第一步 - 坐在台階上
第二步 - 伸展你的雙腳，然後把它們放到下一個台階上
第三步 - 把身體移到下一個台階上
第四步 - 重複以上的動作
This account is about our excursion to the Great Wall, a part of an important and historic trip that DRBA made to China, from September 4 to September 18, 2006. On September 9, we visited the Great Wall in Beijing.
I would like to provide a brief background of the Great Wall of China. It was built around 214 B.C.E. during the Qin Dynasty (221-207 B.C.E.), for the purpose of protecting China from invaders. In the Ming Dynasty (1368-1644), the wall was strengthened and raised in height to about 33 feet. During that time, observation platforms, towers, gates, new defense methods, and service structures were also added to form an architectural complex that was militarily and administratively useful.

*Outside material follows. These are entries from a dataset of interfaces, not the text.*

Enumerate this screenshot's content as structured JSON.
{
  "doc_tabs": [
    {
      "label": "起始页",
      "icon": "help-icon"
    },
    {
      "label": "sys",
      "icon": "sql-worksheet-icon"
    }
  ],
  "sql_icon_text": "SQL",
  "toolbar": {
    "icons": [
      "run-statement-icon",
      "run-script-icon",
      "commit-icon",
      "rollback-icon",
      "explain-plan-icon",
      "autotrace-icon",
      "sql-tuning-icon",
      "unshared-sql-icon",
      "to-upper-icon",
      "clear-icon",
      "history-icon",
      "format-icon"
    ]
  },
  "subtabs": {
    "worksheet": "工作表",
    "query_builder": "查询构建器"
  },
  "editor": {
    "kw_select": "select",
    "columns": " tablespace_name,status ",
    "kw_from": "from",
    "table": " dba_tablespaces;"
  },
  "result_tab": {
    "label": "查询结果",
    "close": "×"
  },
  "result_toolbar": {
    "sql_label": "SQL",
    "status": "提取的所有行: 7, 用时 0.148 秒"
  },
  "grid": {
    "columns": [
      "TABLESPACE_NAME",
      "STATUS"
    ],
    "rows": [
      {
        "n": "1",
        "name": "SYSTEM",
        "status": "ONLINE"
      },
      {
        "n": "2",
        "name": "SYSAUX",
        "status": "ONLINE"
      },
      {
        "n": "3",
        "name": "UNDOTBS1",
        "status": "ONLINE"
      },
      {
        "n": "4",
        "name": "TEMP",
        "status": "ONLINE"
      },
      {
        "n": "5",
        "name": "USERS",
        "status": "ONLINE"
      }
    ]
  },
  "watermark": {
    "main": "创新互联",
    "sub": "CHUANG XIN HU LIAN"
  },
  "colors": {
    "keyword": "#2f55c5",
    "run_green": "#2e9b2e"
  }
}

The Great Wall of China was built by soldiers, civilians, farmers and prisoners, primarily during three dynasties: the Qin, the Han, and the Ming. Each dynasty’s building style added its own flavor and advanced the techniques learned from the previous.
The wall now extends about 5,500 miles, making it the longest man-made structure in the world, and can be seen from the Moon, depending on weather conditions. In 1987, UNESCO declared the Great Wall a World Heritage site.
Returning from our diversion, I must first mention that my Mom and I both suffer from acrophobia or fear of heights. My acrophobia is so beyond control that riding up an escalator to the third story of a building feels like scaling a cliff.
The story begins when we got off the bus. I took a look at the Great Wall and said to my Mom that it did not seem very high. I was wrong indeed!
My courageous mind, however, spurred the decision that we were going to climb to our ‘mission’ tower – please refer to the picture on last page.
My Mom and I began our climb. Commendable progress thus far. By the time we were halfway toward our ‘mission’ tower, I began to feel extremely scared. We were now in high country. It didn’t help when the step that I placed my foot on crumbled under my weight. I could see that way ahead of me, some members of our group, including about three Dharma Masters, were almost atop the ‘mission’ tower. I wondered how they could climb so fast. Of all things, I looked over the ledge to my right. Talk about “curiosity killing a cat”... well, this time, curiosity allowed the sight of an alarmingly steep drop, with my courageous mind and everything else dropping along. I was no longer sure I could climb. We had planned to meet the group at that tower, with mission accomplished and all.
Suddenly, I felt someone touch my back. I screamed bloody murder! The steepness of the steps made me feel that I might hurl over with even a featherweight of a touch. At this precise moment, thoughts of the numerous people who died building the Great Wall also came flooding in my mind – their bones were lying under my feet. I totally freaked out! (By the way, it was not until I had returned home and was doing light research for this article that I unearthed the fact that bones of the perished were not buried under the walls - the decomposed bodies would have weakened the construction.)
Back to the story... I glanced warily upward toward the rest of the group who were already enjoying a panoramic view of the surroundings. I had difficulty continuing.
Much to my delight, I saw some members beginning to descend. That’s all the support I needed. My Mom and I instantly made a happy decision of descending along with them. We waited for them. It seemed like ages. Full of fear, I sat down. When they passed us by, we tried very hard to follow. They were too fast. Descending felt just as impossible as ascending. Fear gripped me all over again. I had to devise this method to hasten my movements. It went like this:
Step 1 – sit down on the step
Step 2 – stretch your legs and place them on the second step below
Step 3 – lower yourself onto the step below you
Step 4 – repeat
In short, picture a caterpillar inching slowly downward.
It was like this all the way to altitudes low enough where I could stand and walk normally. You see, I had harbored hopes that climbing the Great Wall would heal my acrophobia, to an extent that I could comfortably ride an escalator to the third story of any building – it did not.
In retrospect, even though my fear of heights has not diminished, traveling to China, especially with DRBA’s Dharma Masters, and being part of the delegation at large, has brought forth a sense of unparalleled pride and deepest appreciation, that will forever last.